So who is Elda? She too is curious. About flowers, birds (she made the taxi driver stop twice to photograph storks), cooking, wines, art, language, culture, and all that is beautiful. She is endlessly energetic, friendly to everyone, and caring about other's well-being. Did I mention, really attractive? Yes, we are a lot alike:)

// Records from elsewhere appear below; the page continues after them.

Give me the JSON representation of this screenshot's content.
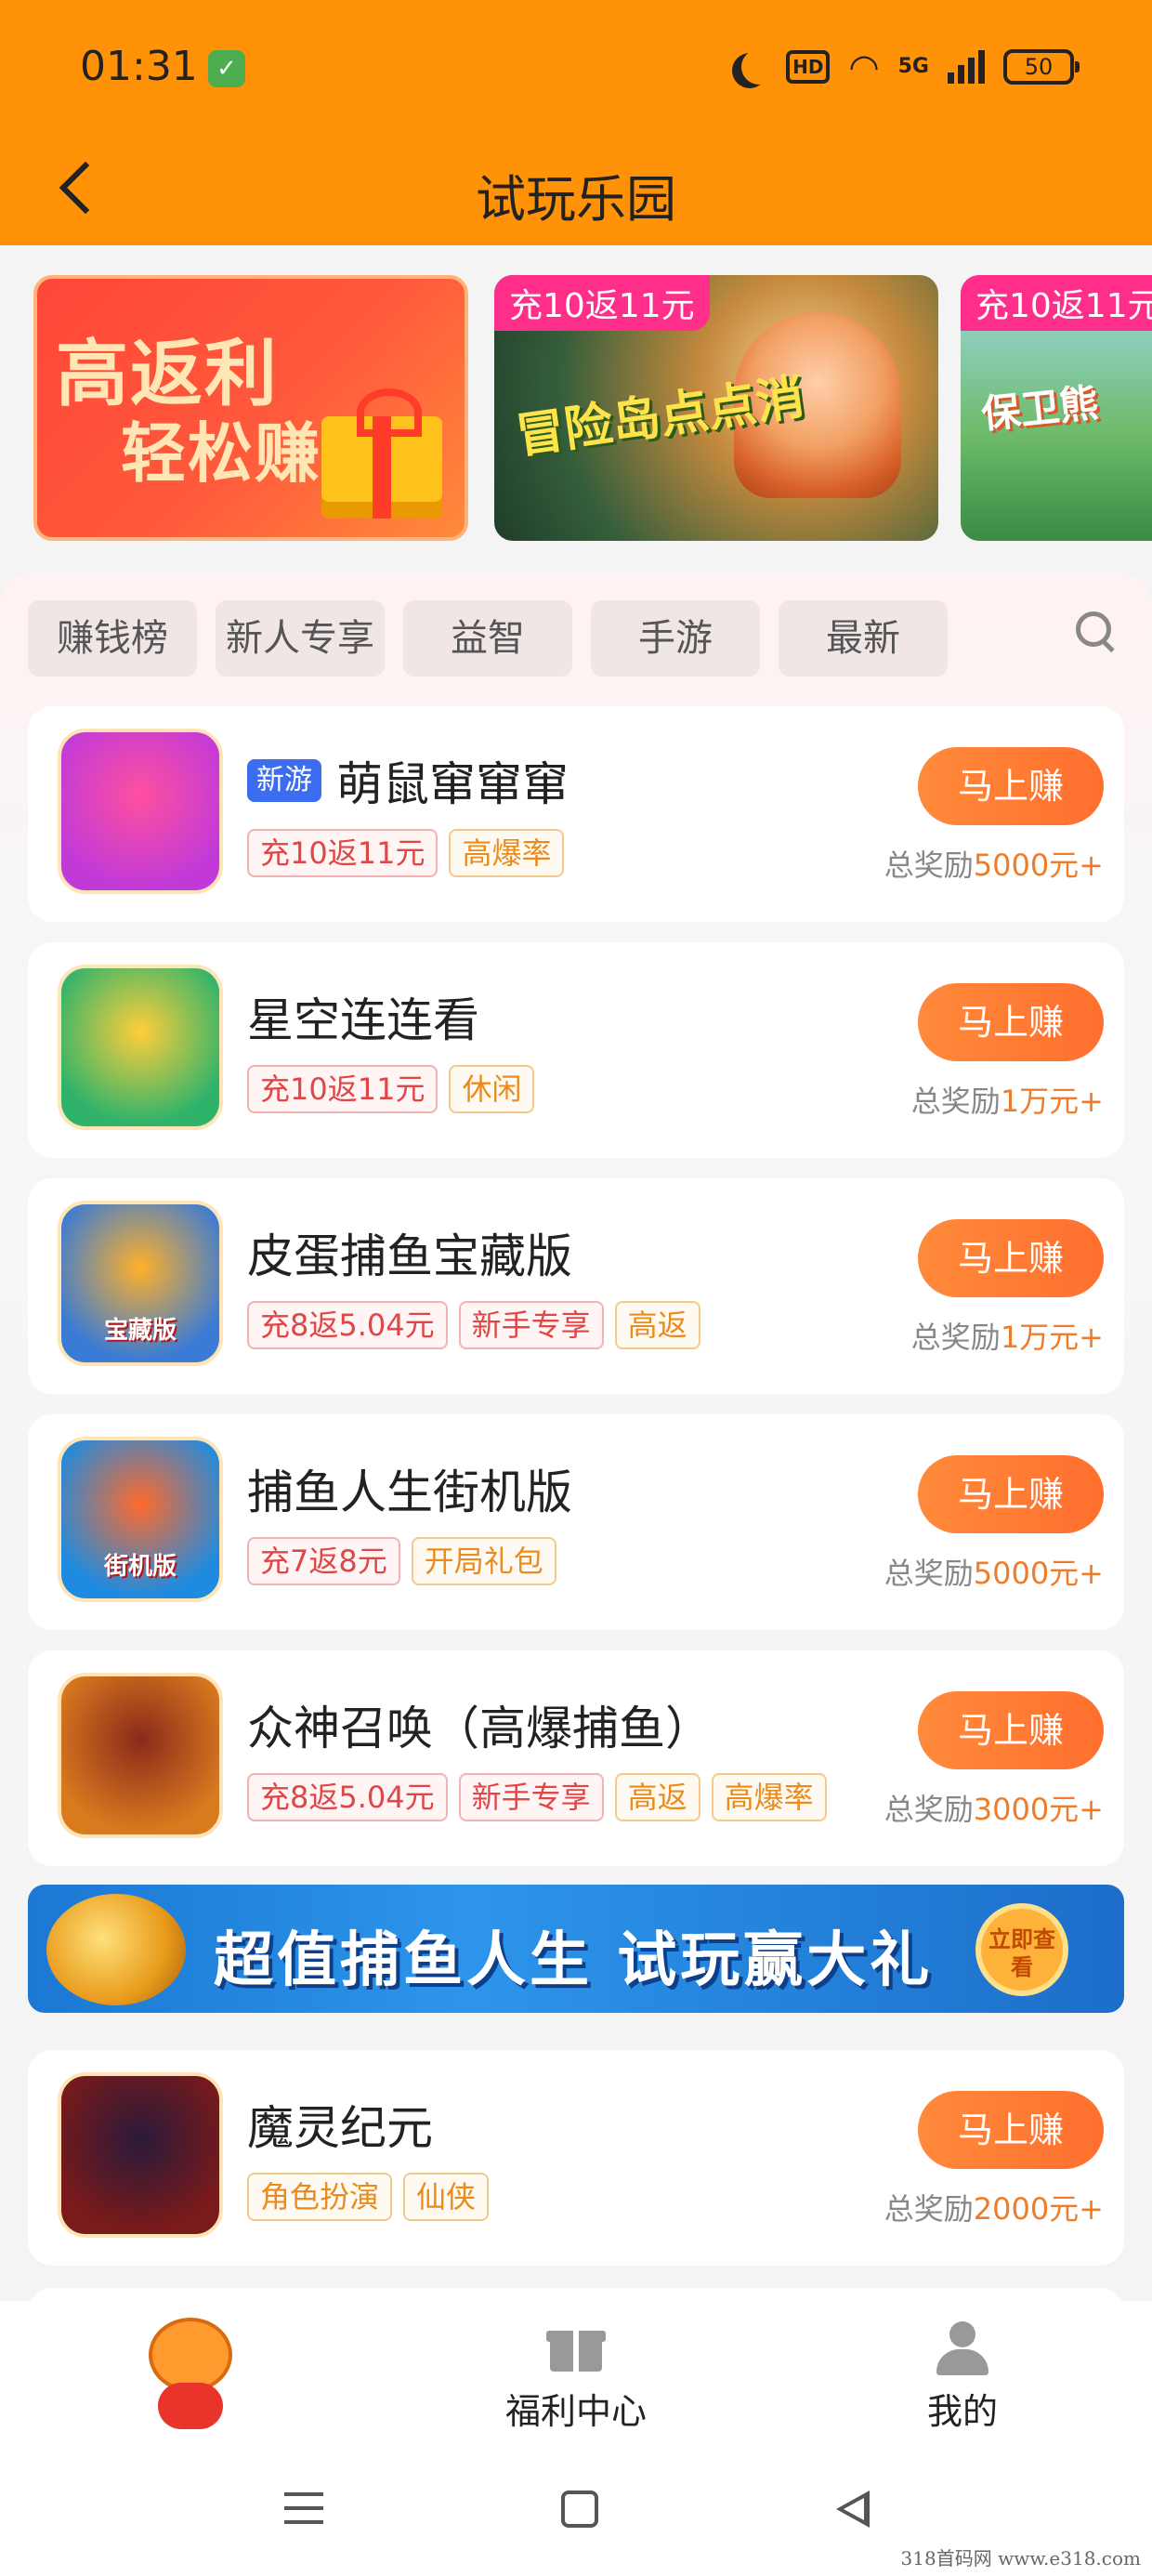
{
  "status_bar": {
    "time": "01:31",
    "network": "5G",
    "hd_label": "HD",
    "battery": "50"
  },
  "header": {
    "title": "试玩乐园"
  },
  "banners": [
    {
      "line1": "高返利",
      "line2": "轻松赚"
    },
    {
      "tag": "充10返11元",
      "game": "冒险岛点点消"
    },
    {
      "tag": "充10返11元",
      "game": "保卫熊"
    }
  ],
  "tabs": [
    "赚钱榜",
    "新人专享",
    "益智",
    "手游",
    "最新"
  ],
  "games": [
    {
      "new_badge": "新游",
      "name": "萌鼠窜窜窜",
      "tags": [
        {
          "text": "充10返11元",
          "style": "red"
        },
        {
          "text": "高爆率",
          "style": "org"
        }
      ],
      "button": "马上赚",
      "reward_prefix": "总奖励",
      "reward_amount": "5000元+",
      "icon_colors": [
        "#c13ad8",
        "#ff4fa0"
      ]
    },
    {
      "name": "星空连连看",
      "tags": [
        {
          "text": "充10返11元",
          "style": "red"
        },
        {
          "text": "休闲",
          "style": "org"
        }
      ],
      "button": "马上赚",
      "reward_prefix": "总奖励",
      "reward_amount": "1万元+",
      "icon_colors": [
        "#2fb36b",
        "#ffce3a"
      ]
    },
    {
      "name": "皮蛋捕鱼宝藏版",
      "tags": [
        {
          "text": "充8返5.04元",
          "style": "red"
        },
        {
          "text": "新手专享",
          "style": "red"
        },
        {
          "text": "高返",
          "style": "org"
        }
      ],
      "button": "马上赚",
      "reward_prefix": "总奖励",
      "reward_amount": "1万元+",
      "icon_colors": [
        "#3a7bd5",
        "#ffb02a"
      ],
      "icon_text": "宝藏版"
    },
    {
      "name": "捕鱼人生街机版",
      "tags": [
        {
          "text": "充7返8元",
          "style": "red"
        },
        {
          "text": "开局礼包",
          "style": "org"
        }
      ],
      "button": "马上赚",
      "reward_prefix": "总奖励",
      "reward_amount": "5000元+",
      "icon_colors": [
        "#1f8be0",
        "#ff6a2a"
      ],
      "icon_text": "街机版"
    },
    {
      "name": "众神召唤（高爆捕鱼）",
      "tags": [
        {
          "text": "充8返5.04元",
          "style": "red"
        },
        {
          "text": "新手专享",
          "style": "red"
        },
        {
          "text": "高返",
          "style": "org"
        },
        {
          "text": "高爆率",
          "style": "org"
        }
      ],
      "button": "马上赚",
      "reward_prefix": "总奖励",
      "reward_amount": "3000元+",
      "icon_colors": [
        "#d97a1f",
        "#8a2a1a"
      ]
    },
    {
      "name": "魔灵纪元",
      "tags": [
        {
          "text": "角色扮演",
          "style": "org"
        },
        {
          "text": "仙侠",
          "style": "org"
        }
      ],
      "button": "马上赚",
      "reward_prefix": "总奖励",
      "reward_amount": "2000元+",
      "icon_colors": [
        "#7a1a1a",
        "#2a1a3a"
      ]
    }
  ],
  "promo_banner": {
    "text": "超值捕鱼人生 试玩赢大礼",
    "cta": "立即查看"
  },
  "bottom_nav": [
    {
      "label": ""
    },
    {
      "label": "福利中心"
    },
    {
      "label": "我的"
    }
  ],
  "watermark": "318首码网 www.e318.com",
  "colors": {
    "header": "#ff9207",
    "button": "#ff7a30",
    "reward": "#f07c2a"
  }
}
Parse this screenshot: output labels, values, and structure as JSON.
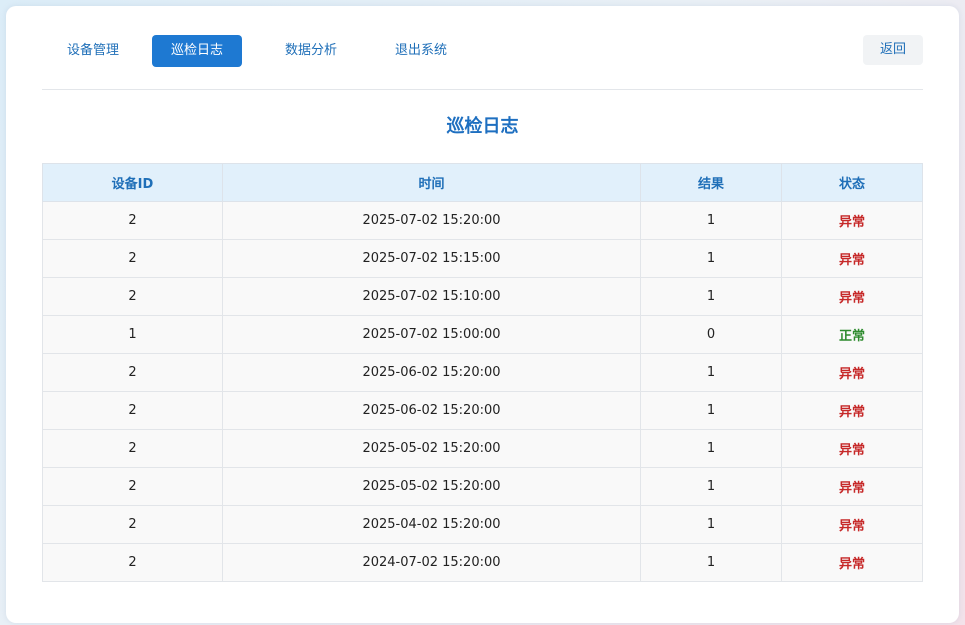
{
  "nav": {
    "items": [
      {
        "label": "设备管理",
        "active": false
      },
      {
        "label": "巡检日志",
        "active": true
      },
      {
        "label": "数据分析",
        "active": false
      },
      {
        "label": "退出系统",
        "active": false
      }
    ],
    "back_label": "返回"
  },
  "page_title": "巡检日志",
  "table": {
    "columns": [
      "设备ID",
      "时间",
      "结果",
      "状态"
    ],
    "rows": [
      {
        "device_id": "2",
        "time": "2025-07-02 15:20:00",
        "result": "1",
        "status": "异常",
        "status_type": "abnormal"
      },
      {
        "device_id": "2",
        "time": "2025-07-02 15:15:00",
        "result": "1",
        "status": "异常",
        "status_type": "abnormal"
      },
      {
        "device_id": "2",
        "time": "2025-07-02 15:10:00",
        "result": "1",
        "status": "异常",
        "status_type": "abnormal"
      },
      {
        "device_id": "1",
        "time": "2025-07-02 15:00:00",
        "result": "0",
        "status": "正常",
        "status_type": "normal"
      },
      {
        "device_id": "2",
        "time": "2025-06-02 15:20:00",
        "result": "1",
        "status": "异常",
        "status_type": "abnormal"
      },
      {
        "device_id": "2",
        "time": "2025-06-02 15:20:00",
        "result": "1",
        "status": "异常",
        "status_type": "abnormal"
      },
      {
        "device_id": "2",
        "time": "2025-05-02 15:20:00",
        "result": "1",
        "status": "异常",
        "status_type": "abnormal"
      },
      {
        "device_id": "2",
        "time": "2025-05-02 15:20:00",
        "result": "1",
        "status": "异常",
        "status_type": "abnormal"
      },
      {
        "device_id": "2",
        "time": "2025-04-02 15:20:00",
        "result": "1",
        "status": "异常",
        "status_type": "abnormal"
      },
      {
        "device_id": "2",
        "time": "2024-07-02 15:20:00",
        "result": "1",
        "status": "异常",
        "status_type": "abnormal"
      }
    ]
  },
  "colors": {
    "accent": "#1e79d2",
    "title": "#1e6fc0",
    "status_abnormal": "#c62828",
    "status_normal": "#2e8b2e",
    "header_bg": "#e1f0fb"
  }
}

What did I learn? My sister is a learning machine. She has a hunter's vision for the natural world and all of humanity. She engaged a French set of pilgrims for miles, and had them singing with her and sharing grand children's photos. In one aldea (village) we passed beside a farm where an elderly woman bent over her washboard using a homemade soap bar to scrub sheets. She faced an east facing rock wall of her old home and was surrounded by dairy cows that towered over her. Elda approached the woman and asked permission to photograph her. I wouldn't have dared interrupt the busy woman. In the time it took for us to walk the length of the yard, Elda had her smiling and prettifying herself for what would turn out to be the best photo of the journey.

What else did I learn? My sister's enthusiasm does not wane and that she is fiery 24/7 in her passion for life.

If the struggles of her growing-up years marked my sister, they only served to make her resolute to live at full throttle, a todo pecho, facing the wind and ready for take-off. That helps explain the abiding love of her airline captain (retired) husband.

That's a lot to learn about, and I'm grateful for the experience this past month, and for the Camino of our braided lives since my birth, being her sister.

Monday, June 4, 2012

A Hill Country Welcome Home

Three weeks away, and what happens?

Nature takes its course, that's what. The grasshoppers, chicharras (cicadas), crickets, tree frogs and a drunken crowd of rowdy celebrants from around the insect world do what comes naturally after Spring rains. They fill the night with sounds seeking their companion, calling out, "Hey, there, listen to me! I am a great candidate for a mate. Check out my song!" "No, listen to my song! Here! From my tree! I'm the one you should have your baby (fill in the blank) with!"

Across the hills and wafting up from the bottoms there came last night wave after wave of their hello- look-at-me calls, thousands of churning, whirring maracas and castanets filling the clear full-moon sky.

Our serenata from the hill country might have sounded raucous and disorganized to the casual listener trying to sleep after 18 hours sitting upright in a speeding magical bird that old Columbus could only dream of while crossing back and forth over the ocean between Spain and the Americas.

But tired is tired, even in a speeding magical bird. Yet, laying flat, finally, back on your own bed, if you breathed deep and slowly, and listened hard, after a while, you might start to hear the melody strands of a familiar song carried on the breeze from the window facing south.  Coming in on a whim, the rhythm section brings in  ribbons of the familiar tune, Cielito Lindo. There now is the chorus, "Ay, ay, ay, ay, canta y no llores..."  Here now is the gentle trot of the opening of the song, and there, too, the lilting conclusion, " alegran cielito lindo los corazones." 

This non-linear rendition of Cielito Lindo came not in the logical progression, but all at once and from all directions. One hill carried the first strands of the song, the next hill the third, while from deep in the ravine below, I think I heard an old Woodie Guthrie or Johnny Cash tune trying to get untangled and join in with mariachi trumpets.

This joyous music came from insects that had not been born when we left for EspaƱa.

The singers sounded like sailors glad to be home after a long journey away. Or maybe the choirs nestled in the cedars were singing for the travelers who were too weary to take up anything but their nightgowns.

The song's pieces were spread across the night sky, but my brain in that moment and at that stage of exhaustion could strangely and easily braid the pieces together as they lulled me to slumber.

The occasional chiming in from the mourning doves and whippoorwill completed the night's entertainment, and we felt all of nature welcome us back home.